At Two Guys Pasta and Pizza, tomato sauce simmers on the stove for hours, while housemade pizza dough bakes in the oven until bubbly and crisp. The eatery’s from-scratch sauces and breads have earned nods from the Daily Bulletin, which hails the fresh-baked bread as “outstanding—almost a meal in itself.” Diners can also make a meal out of Two Guys’ specialty pastas and sandwiches, pairing these eats with draft beers and bottles of wine freshly tapped from the grape bush.
The aroma of sizzling steaks wafts from the kitchen, curling around plush red booths to greet visitors within The Pines’ posh, modern dining room. After nestling next to a crackling fire or bellying up to the glowing yellow bar beneath a sculptural chandelier, guests peruse the menu's six steak options, decadent seafood dishes, and rich racks of lamb. Further entertaining the senses, The Pines hosts a packed dance floor lorded over by DJs who spin thumping latin beats and tunes from the hottest barbershop quartets.
In 1975, Rosina Gallardo, a native of Zacatecas, Mexico, opened her first Amapola Rico Taco. Initially a drive-in, the eatery has since transformed into five restaurants with indoor seating and drive-thru windows. Rosina's dedication to popular and lesser-known Mexican flavors, however, remains unchanged. She fills burritos and soft-shell tacos with not only classic meats such as steak and pork, but also with goat, beef head, and beef tongue. Other Mexican staples such as cheese enchiladas and breakfast platters of huevos rancheros round out the menu.
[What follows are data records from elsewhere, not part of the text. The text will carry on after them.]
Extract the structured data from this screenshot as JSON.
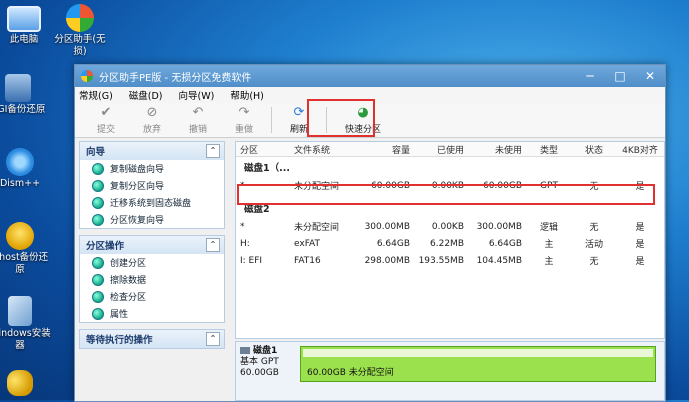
{
  "desktop": {
    "icons": [
      {
        "label": "此电脑",
        "icon": "computer-icon"
      },
      {
        "label": "分区助手(无损)",
        "icon": "partition-assistant-icon"
      },
      {
        "label": "CGI备份还原",
        "icon": "cgi-backup-icon"
      },
      {
        "label": "Dism++",
        "icon": "dism-gear-icon"
      },
      {
        "label": "Ghost备份还原",
        "icon": "ghost-icon"
      },
      {
        "label": "Windows安装器",
        "icon": "windows-installer-icon"
      }
    ]
  },
  "window": {
    "title": "分区助手PE版 - 无损分区免费软件",
    "controls": {
      "minimize": "─",
      "maximize": "□",
      "close": "✕"
    }
  },
  "menu": [
    "常规(G)",
    "磁盘(D)",
    "向导(W)",
    "帮助(H)"
  ],
  "toolbar": {
    "submit": "提交",
    "discard": "放弃",
    "undo": "撤销",
    "redo": "重做",
    "refresh": "刷新",
    "quick_partition": "快速分区"
  },
  "left_panel": {
    "wizard": {
      "title": "向导",
      "items": [
        "复制磁盘向导",
        "复制分区向导",
        "迁移系统到固态磁盘",
        "分区恢复向导"
      ]
    },
    "partition_ops": {
      "title": "分区操作",
      "items": [
        "创建分区",
        "擦除数据",
        "检查分区",
        "属性"
      ]
    },
    "pending_ops": {
      "title": "等待执行的操作"
    },
    "collapse_symbol": "⌃"
  },
  "table": {
    "headers": [
      "分区",
      "文件系统",
      "容量",
      "已使用",
      "未使用",
      "类型",
      "状态",
      "4KB对齐"
    ],
    "disk1": {
      "label": "磁盘1（...",
      "rows": [
        [
          "*",
          "未分配空间",
          "60.00GB",
          "0.00KB",
          "60.00GB",
          "GPT",
          "无",
          "是"
        ]
      ]
    },
    "disk2": {
      "label": "磁盘2",
      "rows": [
        [
          "*",
          "未分配空间",
          "300.00MB",
          "0.00KB",
          "300.00MB",
          "逻辑",
          "无",
          "是"
        ],
        [
          "H:",
          "exFAT",
          "6.64GB",
          "6.22MB",
          "6.64GB",
          "主",
          "活动",
          "是"
        ],
        [
          "I: EFI",
          "FAT16",
          "298.00MB",
          "193.55MB",
          "104.45MB",
          "主",
          "无",
          "是"
        ]
      ]
    }
  },
  "disk_map": {
    "name": "磁盘1",
    "style": "基本 GPT",
    "size": "60.00GB",
    "bar_label": "60.00GB 未分配空间",
    "bar_color": "#9be14d"
  }
}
Ono Hawaiian BBQ brings the island to the mainland with tender meats soaked in made-from-scratch marinades. Chefs hand roll chicken katsu in panko bread crumbs to give it a fresh, crispy texture, and assemble generous portions of crispy shrimp, island whitefish, and barbecue chicken in the seafood mix.
Super Burrito has slaked spicy appetites with an expansive menu of tasty tortilla treats for more than four decades. The Bomb burrito, made with a fiery combination of pork, beef, steak, beans, rice, and sour cream ($6.95), temporarily rearranges glands so that eaters salivate salsa and sweat happiness. An array of taco options and combination plates, featuring chile rellenos, enchiladas, and tostadas ($1.95–$5), slathers tongues in piñata-pounding flavors, and smaller stomachs delight in a junior burrito combo meal ($4.75). Those scared of salsa can dive into above-the-border options such as double cheeseburgers ($3), corndogs ($1.25), or encyclopedias of presidential nicknames.